Random Thoughts on Developing Leaders @SHA
After graduate school I accepted a position at a county historical society. I was interested in SHA because I wanted a foundation in historical administration to dovetail with my “baptism by fire” experience. The three-week format covered a great deal of information in a short amount of time which was best for my personal (I had a 3-year-old at home) and my professional life.
SHA is so much more than three weeks of talking about the history field – it’s an opportunity to grow professionally and think about where you want to be in the future, it’s taking time out to really think about the larger field and how you and your organization fit into it, and it’s building a network you can utilize for the rest of your career.
Attending SHA opened my eyes to the possibilities in the field and gave me the confidence to start looking for my next opportunity. My SHA network served as cheerleaders and a sounding board for my search. I went to SHA in fall 1996 and by spring 1998 I started a new position at the Indiana Historical Society (IHS.) SHA faculty and alum from my class and other classes challenged me to think strategically about my career and what I wanted in my next position. After 15 years at IHS, I am starting a new adventure at the end of May 2013 as the Director, Art and History Venues at the Stark Foundation in Orange, TX. I feel confident to move forward in this new leadership position because I do so with a passion for the work, broad experience in the field, and an exceptional network of colleagues around the country many of which I know through SHA. I am proud to be associated with the Developing History Leaders @SHA program as faculty and I regularly encourage colleagues to apply to the program. And note to John Durel and Bob Beatty – I’ve already started thinking about members of my new team that would be great candidates to apply in future years.
If you can’t apply this year, then start planning for a future year. If your employer needs convincing, hook up with SHA alum or faculty to make the case. If you are concerned about the funds, consider applying for one of the scholarships. If you are worried about being away for three weeks, talk to alum who found the time away to be just right. There will never be a perfect time to attend, but it is always the right time to invest in you – personally and professionally.
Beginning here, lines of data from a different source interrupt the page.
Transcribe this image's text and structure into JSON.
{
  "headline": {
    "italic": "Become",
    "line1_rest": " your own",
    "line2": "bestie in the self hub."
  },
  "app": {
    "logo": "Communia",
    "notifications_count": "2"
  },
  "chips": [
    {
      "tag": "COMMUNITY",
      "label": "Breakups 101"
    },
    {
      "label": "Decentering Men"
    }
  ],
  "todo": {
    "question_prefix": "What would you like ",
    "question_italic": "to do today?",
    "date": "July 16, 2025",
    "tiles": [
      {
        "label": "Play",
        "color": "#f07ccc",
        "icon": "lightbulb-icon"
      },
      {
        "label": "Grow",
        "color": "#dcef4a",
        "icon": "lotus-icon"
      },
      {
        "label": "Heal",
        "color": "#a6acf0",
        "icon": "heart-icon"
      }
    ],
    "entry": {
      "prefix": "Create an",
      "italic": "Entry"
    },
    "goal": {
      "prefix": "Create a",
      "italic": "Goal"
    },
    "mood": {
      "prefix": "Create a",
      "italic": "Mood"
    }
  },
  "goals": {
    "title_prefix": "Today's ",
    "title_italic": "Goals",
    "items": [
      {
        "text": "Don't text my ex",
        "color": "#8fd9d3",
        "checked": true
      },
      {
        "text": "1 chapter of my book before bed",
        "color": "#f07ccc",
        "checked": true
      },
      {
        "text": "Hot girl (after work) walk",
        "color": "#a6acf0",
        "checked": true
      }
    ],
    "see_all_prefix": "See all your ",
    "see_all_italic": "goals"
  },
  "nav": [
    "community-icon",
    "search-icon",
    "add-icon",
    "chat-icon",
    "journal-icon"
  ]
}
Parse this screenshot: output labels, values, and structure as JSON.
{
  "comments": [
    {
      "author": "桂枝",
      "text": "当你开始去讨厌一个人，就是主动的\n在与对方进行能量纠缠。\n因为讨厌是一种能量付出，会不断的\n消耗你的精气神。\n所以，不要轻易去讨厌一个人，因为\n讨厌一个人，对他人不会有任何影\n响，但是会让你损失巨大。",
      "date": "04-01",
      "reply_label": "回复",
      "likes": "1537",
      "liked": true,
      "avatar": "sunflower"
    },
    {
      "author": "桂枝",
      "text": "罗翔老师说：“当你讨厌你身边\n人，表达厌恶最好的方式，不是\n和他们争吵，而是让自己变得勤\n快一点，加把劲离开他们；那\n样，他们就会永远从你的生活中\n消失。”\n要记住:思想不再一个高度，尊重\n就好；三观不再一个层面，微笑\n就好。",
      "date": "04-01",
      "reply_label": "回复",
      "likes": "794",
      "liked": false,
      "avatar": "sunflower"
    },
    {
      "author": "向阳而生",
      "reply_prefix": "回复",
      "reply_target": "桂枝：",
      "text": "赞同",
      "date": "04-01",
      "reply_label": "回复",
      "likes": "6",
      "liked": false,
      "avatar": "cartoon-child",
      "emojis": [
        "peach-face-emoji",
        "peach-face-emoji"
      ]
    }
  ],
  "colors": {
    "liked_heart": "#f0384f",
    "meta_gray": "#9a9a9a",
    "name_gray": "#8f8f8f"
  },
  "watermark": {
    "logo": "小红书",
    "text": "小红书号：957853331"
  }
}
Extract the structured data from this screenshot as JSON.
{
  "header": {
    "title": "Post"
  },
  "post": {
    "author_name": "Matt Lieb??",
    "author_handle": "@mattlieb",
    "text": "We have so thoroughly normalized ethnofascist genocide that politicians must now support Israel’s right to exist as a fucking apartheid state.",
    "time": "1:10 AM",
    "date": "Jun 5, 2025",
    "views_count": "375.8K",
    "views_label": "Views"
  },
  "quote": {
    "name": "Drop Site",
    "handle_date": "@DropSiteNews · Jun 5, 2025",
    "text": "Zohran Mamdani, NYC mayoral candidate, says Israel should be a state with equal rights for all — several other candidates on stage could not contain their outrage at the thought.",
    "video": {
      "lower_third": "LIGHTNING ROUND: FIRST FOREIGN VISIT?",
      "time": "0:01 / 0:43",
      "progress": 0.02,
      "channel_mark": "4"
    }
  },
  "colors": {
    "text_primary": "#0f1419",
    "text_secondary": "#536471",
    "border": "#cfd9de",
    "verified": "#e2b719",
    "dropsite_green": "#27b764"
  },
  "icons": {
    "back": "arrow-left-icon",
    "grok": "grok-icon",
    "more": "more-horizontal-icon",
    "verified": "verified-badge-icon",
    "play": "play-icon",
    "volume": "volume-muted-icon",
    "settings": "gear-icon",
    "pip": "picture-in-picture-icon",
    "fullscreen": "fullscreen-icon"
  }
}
Trina Nelson Thomas attended SHA in 1996 as the first recipient of the William T. Alderson scholarship. She has served on the SHA planning committee, as local logistics wrangler, as seminar faculty, as most likely to be carried around by loony SHA alum, and as advocate at large (since the title of SHA Tsarina doesn’t exist). She has worked at the Indiana Historical Society for the past 15 years and soon begins her next set of adventures at the Stark Foundation in Orange, TX.